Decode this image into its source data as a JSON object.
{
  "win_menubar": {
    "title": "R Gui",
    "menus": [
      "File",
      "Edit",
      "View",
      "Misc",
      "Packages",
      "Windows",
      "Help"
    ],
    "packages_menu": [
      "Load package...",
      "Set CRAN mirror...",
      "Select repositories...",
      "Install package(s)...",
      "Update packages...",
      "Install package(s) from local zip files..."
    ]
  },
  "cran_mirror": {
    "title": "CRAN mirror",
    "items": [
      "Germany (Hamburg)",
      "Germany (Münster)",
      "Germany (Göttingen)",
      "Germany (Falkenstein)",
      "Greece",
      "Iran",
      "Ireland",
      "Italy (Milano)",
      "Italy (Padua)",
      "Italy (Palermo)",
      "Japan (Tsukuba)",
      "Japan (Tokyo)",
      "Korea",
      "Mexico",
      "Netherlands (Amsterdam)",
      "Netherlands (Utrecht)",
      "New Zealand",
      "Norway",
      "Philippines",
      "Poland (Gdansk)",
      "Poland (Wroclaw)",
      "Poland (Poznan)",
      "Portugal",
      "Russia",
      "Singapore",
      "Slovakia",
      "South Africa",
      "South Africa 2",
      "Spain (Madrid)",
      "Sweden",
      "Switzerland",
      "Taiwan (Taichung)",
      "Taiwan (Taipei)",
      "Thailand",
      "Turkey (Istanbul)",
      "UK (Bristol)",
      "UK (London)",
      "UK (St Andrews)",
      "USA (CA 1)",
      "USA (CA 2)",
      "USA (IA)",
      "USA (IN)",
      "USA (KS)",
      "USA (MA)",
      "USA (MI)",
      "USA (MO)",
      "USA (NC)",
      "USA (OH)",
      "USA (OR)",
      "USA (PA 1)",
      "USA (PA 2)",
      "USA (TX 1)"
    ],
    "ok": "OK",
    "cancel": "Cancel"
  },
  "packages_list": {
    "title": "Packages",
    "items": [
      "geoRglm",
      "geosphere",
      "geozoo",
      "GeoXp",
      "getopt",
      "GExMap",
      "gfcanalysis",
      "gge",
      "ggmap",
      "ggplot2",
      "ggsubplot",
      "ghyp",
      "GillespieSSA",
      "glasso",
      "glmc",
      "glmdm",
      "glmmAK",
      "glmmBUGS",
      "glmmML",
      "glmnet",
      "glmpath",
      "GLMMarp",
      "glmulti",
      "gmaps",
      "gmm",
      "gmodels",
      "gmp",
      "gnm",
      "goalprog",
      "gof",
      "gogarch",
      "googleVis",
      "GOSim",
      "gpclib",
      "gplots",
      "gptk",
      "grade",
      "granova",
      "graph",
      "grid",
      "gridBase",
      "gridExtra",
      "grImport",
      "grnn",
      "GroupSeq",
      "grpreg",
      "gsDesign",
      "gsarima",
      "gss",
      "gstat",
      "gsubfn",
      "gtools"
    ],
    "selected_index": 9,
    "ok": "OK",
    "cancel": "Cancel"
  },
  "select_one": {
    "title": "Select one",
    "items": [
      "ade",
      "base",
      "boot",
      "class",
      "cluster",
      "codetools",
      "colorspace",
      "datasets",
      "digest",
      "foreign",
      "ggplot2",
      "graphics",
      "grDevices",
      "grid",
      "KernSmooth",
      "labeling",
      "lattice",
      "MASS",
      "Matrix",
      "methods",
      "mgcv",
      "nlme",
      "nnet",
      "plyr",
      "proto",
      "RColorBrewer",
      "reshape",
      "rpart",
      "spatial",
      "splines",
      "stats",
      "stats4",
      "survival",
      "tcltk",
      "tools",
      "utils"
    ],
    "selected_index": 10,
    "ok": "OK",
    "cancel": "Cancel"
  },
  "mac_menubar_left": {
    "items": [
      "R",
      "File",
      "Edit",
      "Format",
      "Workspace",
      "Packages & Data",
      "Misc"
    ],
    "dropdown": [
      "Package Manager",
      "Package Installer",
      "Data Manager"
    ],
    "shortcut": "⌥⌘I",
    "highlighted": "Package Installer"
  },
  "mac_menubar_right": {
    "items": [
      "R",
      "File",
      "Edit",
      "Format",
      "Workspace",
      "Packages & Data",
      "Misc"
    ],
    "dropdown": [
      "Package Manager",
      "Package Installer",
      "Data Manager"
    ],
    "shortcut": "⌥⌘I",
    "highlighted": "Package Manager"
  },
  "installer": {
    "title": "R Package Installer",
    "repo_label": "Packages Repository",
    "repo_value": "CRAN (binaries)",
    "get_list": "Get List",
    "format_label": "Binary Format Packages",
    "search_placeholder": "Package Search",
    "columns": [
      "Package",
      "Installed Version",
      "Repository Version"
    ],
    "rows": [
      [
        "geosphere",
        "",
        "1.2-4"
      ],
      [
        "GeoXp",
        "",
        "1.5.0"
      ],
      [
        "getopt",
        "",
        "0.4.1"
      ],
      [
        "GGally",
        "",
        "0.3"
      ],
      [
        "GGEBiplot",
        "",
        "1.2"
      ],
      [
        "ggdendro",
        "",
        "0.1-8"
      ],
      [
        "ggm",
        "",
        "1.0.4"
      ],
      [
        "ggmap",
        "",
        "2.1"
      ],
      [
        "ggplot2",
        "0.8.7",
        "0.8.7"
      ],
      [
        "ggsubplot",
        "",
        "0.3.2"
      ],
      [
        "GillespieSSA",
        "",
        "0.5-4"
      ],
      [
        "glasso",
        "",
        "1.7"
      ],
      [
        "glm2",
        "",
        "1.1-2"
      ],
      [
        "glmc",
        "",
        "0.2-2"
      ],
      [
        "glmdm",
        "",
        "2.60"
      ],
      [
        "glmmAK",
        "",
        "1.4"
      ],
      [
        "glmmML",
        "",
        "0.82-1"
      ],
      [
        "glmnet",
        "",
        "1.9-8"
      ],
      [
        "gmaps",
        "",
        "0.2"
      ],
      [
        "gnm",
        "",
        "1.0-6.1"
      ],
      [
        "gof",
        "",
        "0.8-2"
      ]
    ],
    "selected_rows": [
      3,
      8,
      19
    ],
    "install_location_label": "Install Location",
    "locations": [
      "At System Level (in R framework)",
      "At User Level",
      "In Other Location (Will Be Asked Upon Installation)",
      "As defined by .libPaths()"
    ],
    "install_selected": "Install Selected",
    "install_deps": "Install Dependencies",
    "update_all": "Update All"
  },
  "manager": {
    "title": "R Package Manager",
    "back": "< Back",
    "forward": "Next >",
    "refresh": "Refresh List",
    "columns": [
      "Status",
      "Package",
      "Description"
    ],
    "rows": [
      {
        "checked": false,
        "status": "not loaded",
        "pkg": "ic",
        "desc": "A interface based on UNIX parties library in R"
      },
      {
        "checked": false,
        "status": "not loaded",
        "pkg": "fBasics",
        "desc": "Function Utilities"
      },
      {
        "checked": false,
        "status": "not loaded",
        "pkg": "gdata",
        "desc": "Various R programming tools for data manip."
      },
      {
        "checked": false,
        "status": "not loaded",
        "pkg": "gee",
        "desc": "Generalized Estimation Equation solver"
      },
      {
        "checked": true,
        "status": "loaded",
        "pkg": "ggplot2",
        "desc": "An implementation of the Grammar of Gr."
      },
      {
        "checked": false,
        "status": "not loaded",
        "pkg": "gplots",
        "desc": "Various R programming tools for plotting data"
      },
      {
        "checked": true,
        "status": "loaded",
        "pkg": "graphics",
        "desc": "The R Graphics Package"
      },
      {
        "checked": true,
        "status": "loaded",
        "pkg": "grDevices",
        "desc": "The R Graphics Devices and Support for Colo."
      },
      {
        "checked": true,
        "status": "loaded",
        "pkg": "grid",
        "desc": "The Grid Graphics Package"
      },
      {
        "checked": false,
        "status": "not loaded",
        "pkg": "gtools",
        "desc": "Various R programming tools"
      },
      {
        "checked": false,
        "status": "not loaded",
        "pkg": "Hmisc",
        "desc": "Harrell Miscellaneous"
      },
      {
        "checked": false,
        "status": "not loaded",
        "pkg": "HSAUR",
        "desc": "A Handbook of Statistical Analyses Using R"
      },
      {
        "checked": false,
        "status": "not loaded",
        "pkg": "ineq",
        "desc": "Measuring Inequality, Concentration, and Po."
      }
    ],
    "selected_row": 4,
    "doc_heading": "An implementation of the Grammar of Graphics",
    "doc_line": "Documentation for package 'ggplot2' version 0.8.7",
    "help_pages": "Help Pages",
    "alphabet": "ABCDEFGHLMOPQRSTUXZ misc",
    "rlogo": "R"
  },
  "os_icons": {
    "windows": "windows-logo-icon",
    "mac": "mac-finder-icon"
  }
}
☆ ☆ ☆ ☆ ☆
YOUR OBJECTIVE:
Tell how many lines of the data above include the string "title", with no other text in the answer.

ANSWER TO THIS TASK:
6